This is the bridge that currently connects NK and Dandong. It looks really pretty at night.

Nick in front of a Chinese looking building in a park. We had a few hours before our bus left to go back to Dalian, so we found this park. It was built on the side of a hill, so we had to hike up to it. It has a really nice view of the city. I wish we had a park like this near our house in Dalian.

The entrance to the park where we went hiking.

It was a really quick trip, but we had fun. I would love to go back in the spring/summer and explore more. I was told by Mona at work that there are lots of fun places to go explore in the mountains around Dandong.

Saturday, December 4, 2010

Chinese food

After a couple posts about all the yummy Thanksgiving food we've been enjoying I figured it was time for one on Chinese food. We went on a mini vacation to Dandong this weekend (don't worry pictures/details are coming soon) and we were hungry when we got there.
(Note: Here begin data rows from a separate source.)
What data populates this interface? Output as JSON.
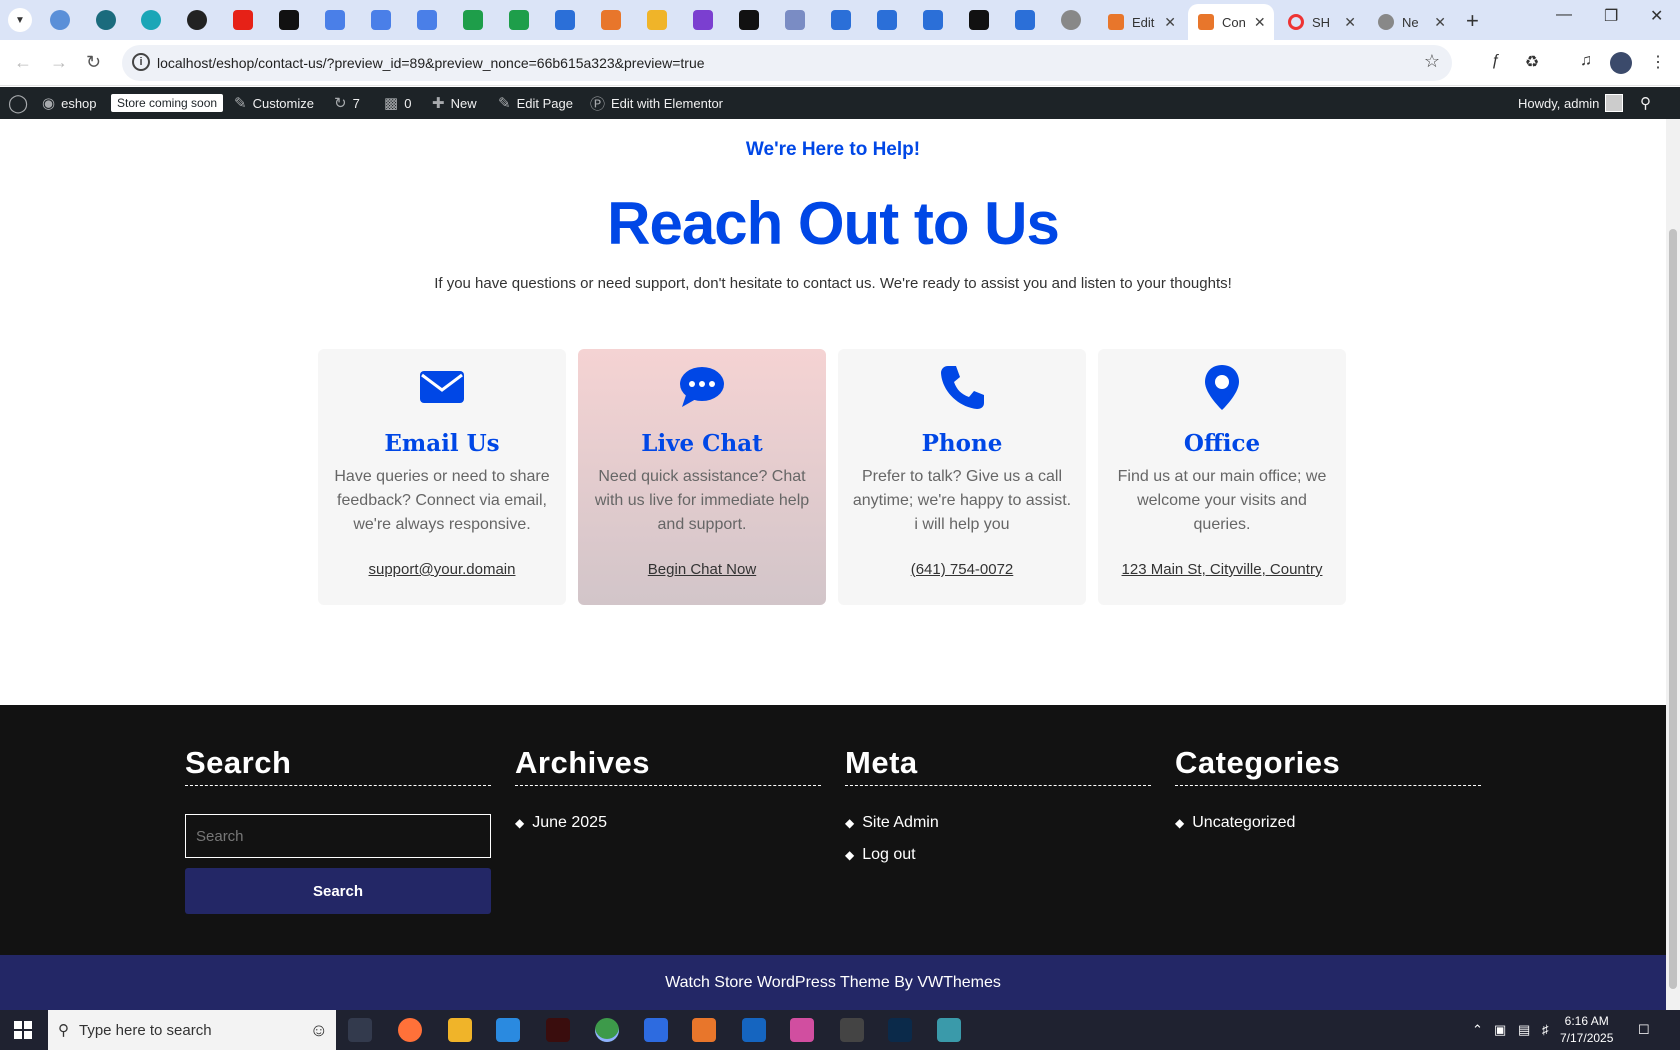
{
  "browser": {
    "tabs": [
      {
        "title": "Edit"
      },
      {
        "title": "Con",
        "active": true
      },
      {
        "title": "SH"
      },
      {
        "title": "Ne"
      }
    ],
    "url": "localhost/eshop/contact-us/?preview_id=89&preview_nonce=66b615a323&preview=true"
  },
  "adminbar": {
    "site_name": "eshop",
    "store_badge": "Store coming soon",
    "customize": "Customize",
    "updates_count": "7",
    "comments_count": "0",
    "new_label": "New",
    "edit_page": "Edit Page",
    "edit_elementor": "Edit with Elementor",
    "howdy": "Howdy, admin"
  },
  "hero": {
    "eyebrow": "We're Here to Help!",
    "headline": "Reach Out to Us",
    "intro": "If you have questions or need support, don't hesitate to contact us. We're ready to assist you and listen to your thoughts!"
  },
  "cards": [
    {
      "icon": "envelope-icon",
      "title": "Email Us",
      "text": "Have queries or need to share feedback? Connect via email, we're always responsive.",
      "link": "support@your.domain"
    },
    {
      "icon": "chat-bubble-icon",
      "title": "Live Chat",
      "text": "Need quick assistance? Chat with us live for immediate help and support.",
      "link": "Begin Chat Now"
    },
    {
      "icon": "phone-icon",
      "title": "Phone",
      "text": "Prefer to talk? Give us a call anytime; we're happy to assist. i will help you",
      "link": "(641) 754-0072"
    },
    {
      "icon": "map-pin-icon",
      "title": "Office",
      "text": "Find us at our main office; we welcome your visits and queries.",
      "link": "123 Main St, Cityville, Country"
    }
  ],
  "footer": {
    "search": {
      "title": "Search",
      "placeholder": "Search",
      "button": "Search"
    },
    "archives": {
      "title": "Archives",
      "items": [
        "June 2025"
      ]
    },
    "meta": {
      "title": "Meta",
      "items": [
        "Site Admin",
        "Log out"
      ]
    },
    "categories": {
      "title": "Categories",
      "items": [
        "Uncategorized"
      ]
    },
    "copyright": "Watch Store WordPress Theme By VWThemes"
  },
  "taskbar": {
    "search_placeholder": "Type here to search",
    "time": "6:16 AM",
    "date": "7/17/2025"
  },
  "colors": {
    "accent": "#0047e6",
    "footer_bg": "#121212",
    "button_bg": "#232766",
    "adminbar_bg": "#1d2327"
  }
}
So we walked into a little restaurant off the street. It was delicious!

This is a pumpkin dish. It is the one my friend Mona tried to teach me to make on Thanksgiving. This one turned out better than ours though.... I guess the key is to deep fry the pumpkin first and then add the yellow seasoning stuff later. (Mona kept calling the seasoning duck eggs, but I prefer not to think about that when I eat it.) We didn't have enough oil, or the patience I guess. Ours turned into more of a pumpkin mush. Anyway, the pumpkin at this restaurant was delicious.

This is probably one of my favorite things I've eaten in a Chinese restaurant. It is eggplant with pork stuffed into it where it is sliced, and then deep fried and covered in a sweet and sour type sauce. We need to find a restaurant by our house that will make this pronto. I have eaten more eggplant these last 2 months in China than I could even imagine existed before we moved here. I think I ate it maybe once a year before, and now we eat it several times a week. They cook it so well here. I need to learn a thing or two before we come home.

We finished off our meal with some chow mein. I love eating noodles. I got tired of eating rice pretty quickly here, but I don't seem to ever get tired of noodles.

Don't worry we didn't even come close to finishing all that food. It always amazes me how big portions are here. Especially because they are so cheap. Our whole dinner cost 6 dollars, and we had so much leftover food we probably could have fed another 2 people!